Who would have known a recent visit to Alexandria Park in Hastings and a guided tree walk would inspire this work in progress. The Park happens to have a very diverse and nationally significant tree collection planted by Robert Manock in 1882, and subsequent others.
Much of what was conveyed was fascinating but left my memory swiftly. What struck a chord was information about the nature of the Eucalyptus tree: apparently they happen to be self-sacrificing so that their native youngsters can grow in well fertilised soil. In essence, they make themselves as flammable as possible so that when they inevitably burn, in the wild fires of their typical homelands, they burn bright and leave lots of fertilising ash.
This in turn allows and nourishes the younger generations (not yet born) to flourish.
It reminded me once more of the ambiguity of life forces, and the significance of that which is greater than perhaps our own insistence and sense of volition. Something the sea often teaches me and touches in me: the understanding that we are both significantly connected yet open and vulnerable, we are in movement, incongruent and impermanent. Yet far from inconsequential. We all have the potential to be far-reaching and changed in every encounter, even if we don’t see, feel or act on it. In fact, understanding our potential and capacity to act, even in the face of great limitations, could be the very thing that liberates and transforms suffering.
Understanding and identifying the vitality of often ambiguous intensities and affects within existence, when encountering both our freedom and limitations, may support us to act. Perhaps there is great importance in feeling into and investigating our suffering, anxiety and despair. To sometimes move beyond self preservation and safety into discomfort and uncertainty. To perhaps question the idea the self is an identity, an image or an object that needs to be fixed or made safe and certain and move into courage, generosity and open curiosity, with less need for any exchange. Perhaps, when we can face it, to surrender to life’s limitations, crises and drawbacks and let them move us. Transformation is perhaps in the very falling.
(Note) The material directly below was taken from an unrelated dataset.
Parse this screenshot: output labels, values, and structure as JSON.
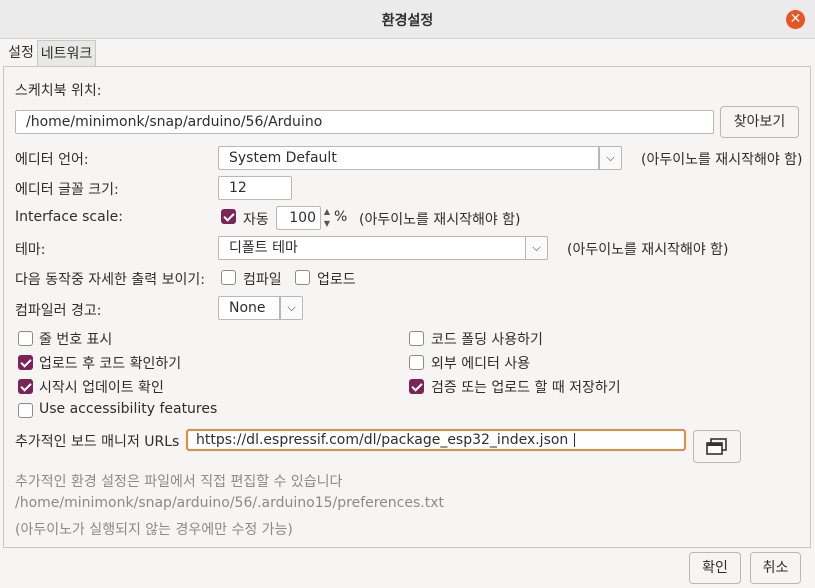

Returning, again and again, to the writings of Frederick Nietzsche and Soren Kierkegaard (the latter discussed in more depth in later blogs), and those subsequent great minds who have tackled their ideas, we find discussions and real experiences that highlight commitment to facing and investigating the passions, the intense (affects) forces within experience, and their commitment to act without the need for eminence and self preservation. Nietzsche said,
“Physiologists should think before postulating the drive of self-preservation as the cardinal drive in an organic being. A living thing seeks above all to vent its strength – life as such is will to power; self preservation is only one of the indirect and most frequent consequences of it”. (Nietzsche, F. 1886/1978, Beyond Good and Evil. p. 26)
Within the quote we find Nietzsche referring to ‘strength – life as such is will to power’. The interpretation here is not that strength is the opposite of weakness but strength as potential, potency, vitality, a force/forces of energy.
Nietzsche inspires us to look again, across a multiplicity of forces. To widen our stance and help us see there is so much more to the forces of life than self preservation. More will be discussed in part two.
Susanna Petitpierre, BACP Registered, is an experienced psychotherapeutic counsellor, providing long and short term counselling. Her approach is primarily grounded in existential therapy and she works with individuals. Susanna is available at our Brighton and Hove Practice.
Further reading by Susanna Petitpierre –